**Task description:** Each entry, in full: copy it out exactly.

**Records provided:**
########

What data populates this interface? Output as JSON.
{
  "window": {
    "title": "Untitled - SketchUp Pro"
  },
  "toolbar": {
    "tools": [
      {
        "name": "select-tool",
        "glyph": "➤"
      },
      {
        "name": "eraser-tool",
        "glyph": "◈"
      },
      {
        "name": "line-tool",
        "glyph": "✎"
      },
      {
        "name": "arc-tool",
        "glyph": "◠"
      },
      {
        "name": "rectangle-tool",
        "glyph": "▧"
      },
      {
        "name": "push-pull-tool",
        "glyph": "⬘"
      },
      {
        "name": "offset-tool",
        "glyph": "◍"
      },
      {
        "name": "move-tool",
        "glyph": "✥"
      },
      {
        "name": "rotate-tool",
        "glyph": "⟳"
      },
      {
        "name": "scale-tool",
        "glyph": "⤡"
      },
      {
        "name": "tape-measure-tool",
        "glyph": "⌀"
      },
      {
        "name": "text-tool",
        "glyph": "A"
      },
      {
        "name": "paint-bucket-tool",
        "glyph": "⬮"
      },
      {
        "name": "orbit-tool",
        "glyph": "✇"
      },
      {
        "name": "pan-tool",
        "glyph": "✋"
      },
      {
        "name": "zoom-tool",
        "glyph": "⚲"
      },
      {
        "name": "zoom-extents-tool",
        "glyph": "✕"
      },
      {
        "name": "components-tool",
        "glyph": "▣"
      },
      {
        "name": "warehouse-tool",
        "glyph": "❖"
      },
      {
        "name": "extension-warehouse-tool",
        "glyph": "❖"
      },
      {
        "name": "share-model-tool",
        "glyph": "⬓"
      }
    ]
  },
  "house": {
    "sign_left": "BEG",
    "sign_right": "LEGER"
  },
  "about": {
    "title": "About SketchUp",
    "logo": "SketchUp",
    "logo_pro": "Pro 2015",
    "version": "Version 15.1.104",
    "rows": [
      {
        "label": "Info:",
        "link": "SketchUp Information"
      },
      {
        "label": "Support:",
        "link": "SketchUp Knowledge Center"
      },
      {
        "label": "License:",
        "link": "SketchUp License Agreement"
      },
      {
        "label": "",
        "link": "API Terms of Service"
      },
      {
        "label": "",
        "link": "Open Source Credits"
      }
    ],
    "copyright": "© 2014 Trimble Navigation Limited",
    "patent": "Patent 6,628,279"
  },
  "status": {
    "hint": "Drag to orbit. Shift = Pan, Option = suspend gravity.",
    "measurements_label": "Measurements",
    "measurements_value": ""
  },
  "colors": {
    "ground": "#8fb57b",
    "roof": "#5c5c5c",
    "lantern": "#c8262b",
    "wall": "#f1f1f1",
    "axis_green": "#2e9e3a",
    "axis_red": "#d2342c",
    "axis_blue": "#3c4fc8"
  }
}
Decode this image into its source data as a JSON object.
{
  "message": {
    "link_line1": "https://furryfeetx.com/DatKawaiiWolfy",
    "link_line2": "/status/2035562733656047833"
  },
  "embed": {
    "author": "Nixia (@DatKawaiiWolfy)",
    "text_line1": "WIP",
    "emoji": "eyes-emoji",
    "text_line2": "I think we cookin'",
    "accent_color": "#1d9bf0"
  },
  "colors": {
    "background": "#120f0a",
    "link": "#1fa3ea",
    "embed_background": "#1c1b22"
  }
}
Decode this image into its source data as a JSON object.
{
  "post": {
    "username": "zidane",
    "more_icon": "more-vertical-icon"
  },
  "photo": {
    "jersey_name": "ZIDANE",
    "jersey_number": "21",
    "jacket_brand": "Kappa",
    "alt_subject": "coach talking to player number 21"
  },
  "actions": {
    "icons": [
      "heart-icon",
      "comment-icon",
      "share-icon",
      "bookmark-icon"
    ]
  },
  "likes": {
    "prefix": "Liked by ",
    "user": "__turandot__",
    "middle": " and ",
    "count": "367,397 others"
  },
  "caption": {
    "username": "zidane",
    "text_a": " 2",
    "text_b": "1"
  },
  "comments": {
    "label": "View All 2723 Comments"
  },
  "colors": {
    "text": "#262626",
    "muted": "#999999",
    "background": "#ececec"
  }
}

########

**Task answer:**
What data populates this interface? Output as JSON.
{
  "window": {
    "title": "Untitled - SketchUp Pro"
  },
  "toolbar": {
    "tools": [
      {
        "name": "select-tool",
        "glyph": "➤"
      },
      {
        "name": "eraser-tool",
        "glyph": "◈"
      },
      {
        "name": "line-tool",
        "glyph": "✎"
      },
      {
        "name": "arc-tool",
        "glyph": "◠"
      },
      {
        "name": "rectangle-tool",
        "glyph": "▧"
      },
      {
        "name": "push-pull-tool",
        "glyph": "⬘"
      },
      {
        "name": "offset-tool",
        "glyph": "◍"
      },
      {
        "name": "move-tool",
        "glyph": "✥"
      },
      {
        "name": "rotate-tool",
        "glyph": "⟳"
      },
      {
        "name": "scale-tool",
        "glyph": "⤡"
      },
      {
        "name": "tape-measure-tool",
        "glyph": "⌀"
      },
      {
        "name": "text-tool",
        "glyph": "A"
      },
      {
        "name": "paint-bucket-tool",
        "glyph": "⬮"
      },
      {
        "name": "orbit-tool",
        "glyph": "✇"
      },
      {
        "name": "pan-tool",
        "glyph": "✋"
      },
      {
        "name": "zoom-tool",
        "glyph": "⚲"
      },
      {
        "name": "zoom-extents-tool",
        "glyph": "✕"
      },
      {
        "name": "components-tool",
        "glyph": "▣"
      },
      {
        "name": "warehouse-tool",
        "glyph": "❖"
      },
      {
        "name": "extension-warehouse-tool",
        "glyph": "❖"
      },
      {
        "name": "share-model-tool",
        "glyph": "⬓"
      }
    ]
  },
  "house": {
    "sign_left": "BEG",
    "sign_right": "LEGER"
  },
  "about": {
    "title": "About SketchUp",
    "logo": "SketchUp",
    "logo_pro": "Pro 2015",
    "version": "Version 15.1.104",
    "rows": [
      {
        "label": "Info:",
        "link": "SketchUp Information"
      },
      {
        "label": "Support:",
        "link": "SketchUp Knowledge Center"
      },
      {
        "label": "License:",
        "link": "SketchUp License Agreement"
      },
      {
        "label": "",
        "link": "API Terms of Service"
      },
      {
        "label": "",
        "link": "Open Source Credits"
      }
    ],
    "copyright": "© 2014 Trimble Navigation Limited",
    "patent": "Patent 6,628,279"
  },
  "status": {
    "hint": "Drag to orbit. Shift = Pan, Option = suspend gravity.",
    "measurements_label": "Measurements",
    "measurements_value": ""
  },
  "colors": {
    "ground": "#8fb57b",
    "roof": "#5c5c5c",
    "lantern": "#c8262b",
    "wall": "#f1f1f1",
    "axis_green": "#2e9e3a",
    "axis_red": "#d2342c",
    "axis_blue": "#3c4fc8"
  }
}
Decode this image into its source data as a JSON object.
{
  "message": {
    "link_line1": "https://furryfeetx.com/DatKawaiiWolfy",
    "link_line2": "/status/2035562733656047833"
  },
  "embed": {
    "author": "Nixia (@DatKawaiiWolfy)",
    "text_line1": "WIP",
    "emoji": "eyes-emoji",
    "text_line2": "I think we cookin'",
    "accent_color": "#1d9bf0"
  },
  "colors": {
    "background": "#120f0a",
    "link": "#1fa3ea",
    "embed_background": "#1c1b22"
  }
}
Decode this image into its source data as a JSON object.
{
  "post": {
    "username": "zidane",
    "more_icon": "more-vertical-icon"
  },
  "photo": {
    "jersey_name": "ZIDANE",
    "jersey_number": "21",
    "jacket_brand": "Kappa",
    "alt_subject": "coach talking to player number 21"
  },
  "actions": {
    "icons": [
      "heart-icon",
      "comment-icon",
      "share-icon",
      "bookmark-icon"
    ]
  },
  "likes": {
    "prefix": "Liked by ",
    "user": "__turandot__",
    "middle": " and ",
    "count": "367,397 others"
  },
  "caption": {
    "username": "zidane",
    "text_a": " 2",
    "text_b": "1"
  },
  "comments": {
    "label": "View All 2723 Comments"
  },
  "colors": {
    "text": "#262626",
    "muted": "#999999",
    "background": "#ececec"
  }
}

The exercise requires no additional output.